- **THE PROBLEM**:
This task calls for copying each line below that contains "subtitle".

Segment Start: DATASET EXCERPTS

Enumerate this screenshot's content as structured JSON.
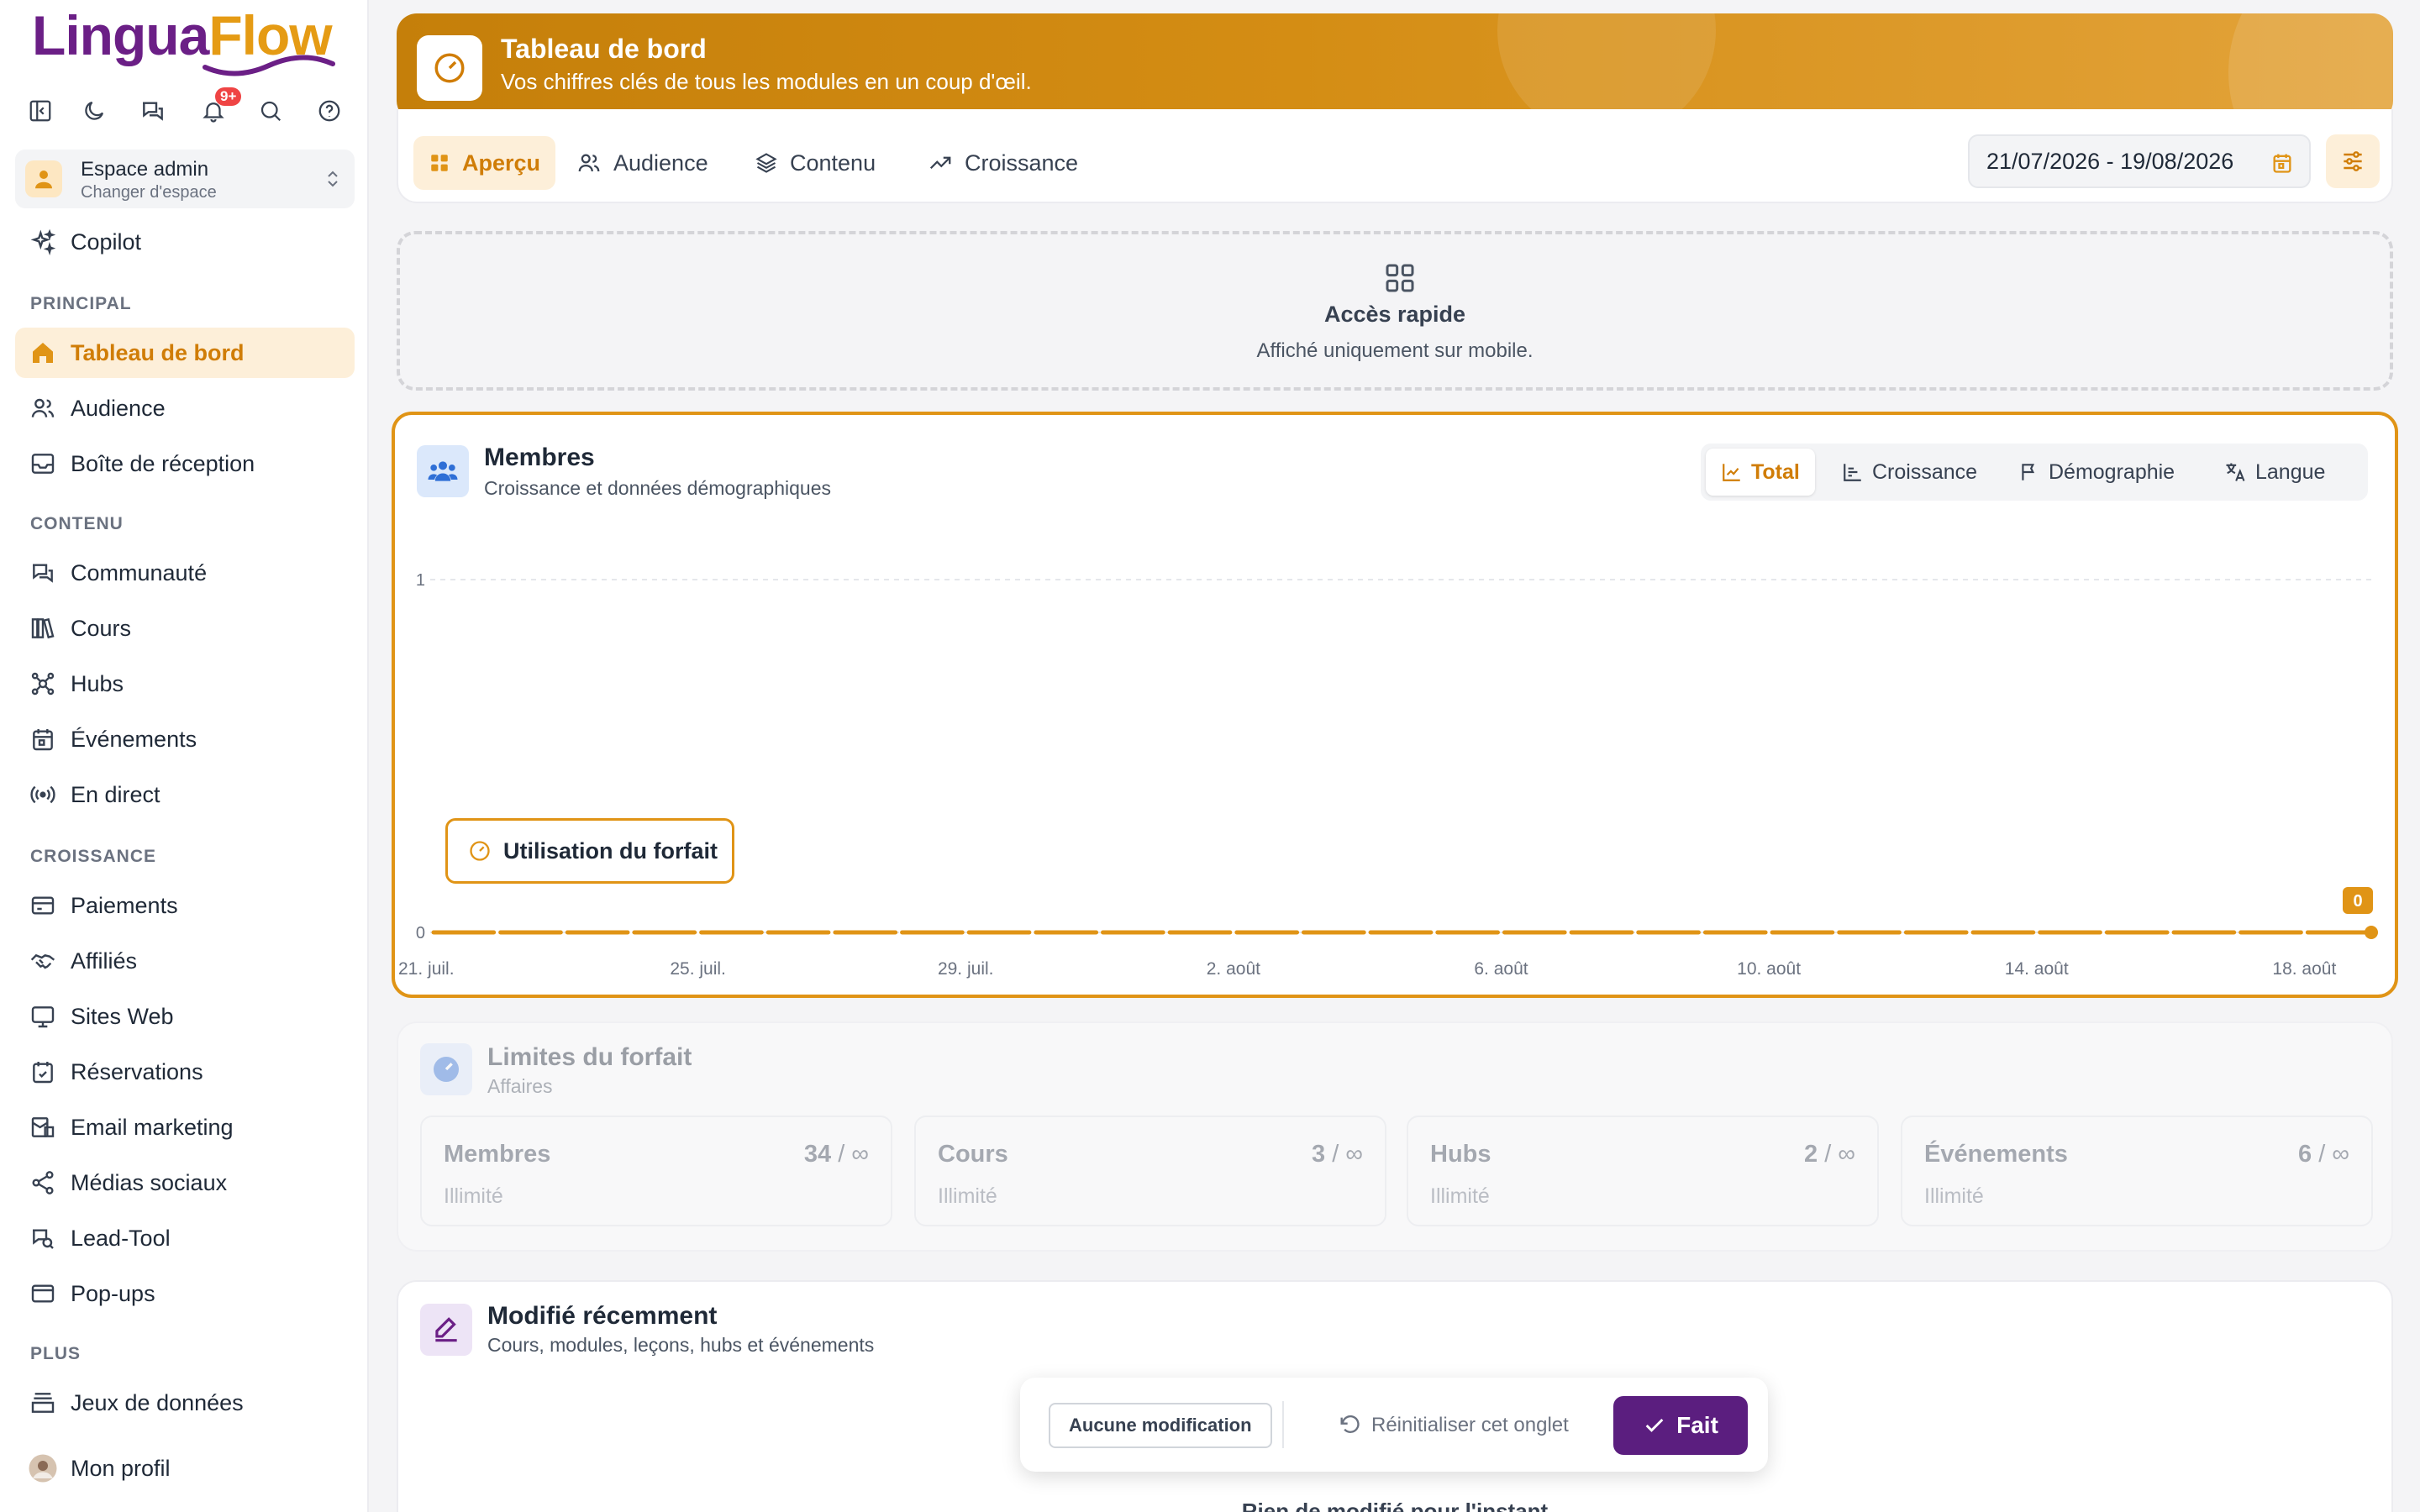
{
  "app": {
    "brand_part1": "Lingua",
    "brand_part2": "Flow",
    "notif_badge": "9+"
  },
  "workspace": {
    "title": "Espace admin",
    "subtitle": "Changer d'espace"
  },
  "nav": {
    "copilot": "Copilot",
    "sections": {
      "principal": "PRINCIPAL",
      "contenu": "CONTENU",
      "croissance": "CROISSANCE",
      "plus": "PLUS"
    },
    "items": {
      "dashboard": "Tableau de bord",
      "audience": "Audience",
      "inbox": "Boîte de réception",
      "community": "Communauté",
      "courses": "Cours",
      "hubs": "Hubs",
      "events": "Événements",
      "live": "En direct",
      "payments": "Paiements",
      "affiliates": "Affiliés",
      "websites": "Sites Web",
      "bookings": "Réservations",
      "email": "Email marketing",
      "social": "Médias sociaux",
      "leadtool": "Lead-Tool",
      "popups": "Pop-ups",
      "datasets": "Jeux de données",
      "profile": "Mon profil"
    }
  },
  "header": {
    "title": "Tableau de bord",
    "subtitle": "Vos chiffres clés de tous les modules en un coup d'œil."
  },
  "tabs": {
    "overview": "Aperçu",
    "audience": "Audience",
    "content": "Contenu",
    "growth": "Croissance"
  },
  "daterange": "21/07/2026 - 19/08/2026",
  "quick_access": {
    "title": "Accès rapide",
    "subtitle": "Affiché uniquement sur mobile."
  },
  "members": {
    "title": "Membres",
    "subtitle": "Croissance et données démographiques",
    "segments": {
      "total": "Total",
      "growth": "Croissance",
      "demographics": "Démographie",
      "language": "Langue"
    },
    "plan_usage_button": "Utilisation du forfait",
    "last_value_label": "0"
  },
  "chart_data": {
    "type": "line",
    "x": [
      "21/07",
      "22/07",
      "23/07",
      "24/07",
      "25/07",
      "26/07",
      "27/07",
      "28/07",
      "29/07",
      "30/07",
      "31/07",
      "01/08",
      "02/08",
      "03/08",
      "04/08",
      "05/08",
      "06/08",
      "07/08",
      "08/08",
      "09/08",
      "10/08",
      "11/08",
      "12/08",
      "13/08",
      "14/08",
      "15/08",
      "16/08",
      "17/08",
      "18/08",
      "19/08"
    ],
    "series": [
      {
        "values": [
          0,
          0,
          0,
          0,
          0,
          0,
          0,
          0,
          0,
          0,
          0,
          0,
          0,
          0,
          0,
          0,
          0,
          0,
          0,
          0,
          0,
          0,
          0,
          0,
          0,
          0,
          0,
          0,
          0,
          0
        ]
      }
    ],
    "xticks": [
      "21. juil.",
      "25. juil.",
      "29. juil.",
      "2. août",
      "6. août",
      "10. août",
      "14. août",
      "18. août"
    ],
    "yticks": [
      "0",
      "1"
    ],
    "ylim": [
      0,
      1
    ],
    "grid": true,
    "color": "#e09416"
  },
  "limits": {
    "title": "Limites du forfait",
    "subtitle": "Affaires",
    "items": [
      {
        "name": "Membres",
        "value": "34",
        "sep": "/ ∞",
        "sub": "Illimité"
      },
      {
        "name": "Cours",
        "value": "3",
        "sep": "/ ∞",
        "sub": "Illimité"
      },
      {
        "name": "Hubs",
        "value": "2",
        "sep": "/ ∞",
        "sub": "Illimité"
      },
      {
        "name": "Événements",
        "value": "6",
        "sep": "/ ∞",
        "sub": "Illimité"
      }
    ]
  },
  "recent": {
    "title": "Modifié récemment",
    "subtitle": "Cours, modules, leçons, hubs et événements",
    "empty": "Rien de modifié pour l'instant"
  },
  "toast": {
    "no_changes": "Aucune modification",
    "reset": "Réinitialiser cet onglet",
    "done": "Fait"
  },
  "colors": {
    "accent": "#e09416",
    "brand_purple": "#5b1e7f",
    "active_bg": "#fdefd9"
  }
}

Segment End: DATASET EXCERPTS

- **RESPONSE FOR THIS EXERCISE**:
    "subtitle": "Changer d'espace"
    "subtitle": "Vos chiffres clés de tous les modules en un coup d'œil."
    "subtitle": "Affiché uniquement sur mobile."
    "subtitle": "Croissance et données démographiques",
    "subtitle": "Affaires",
    "subtitle": "Cours, modules, leçons, hubs et événements",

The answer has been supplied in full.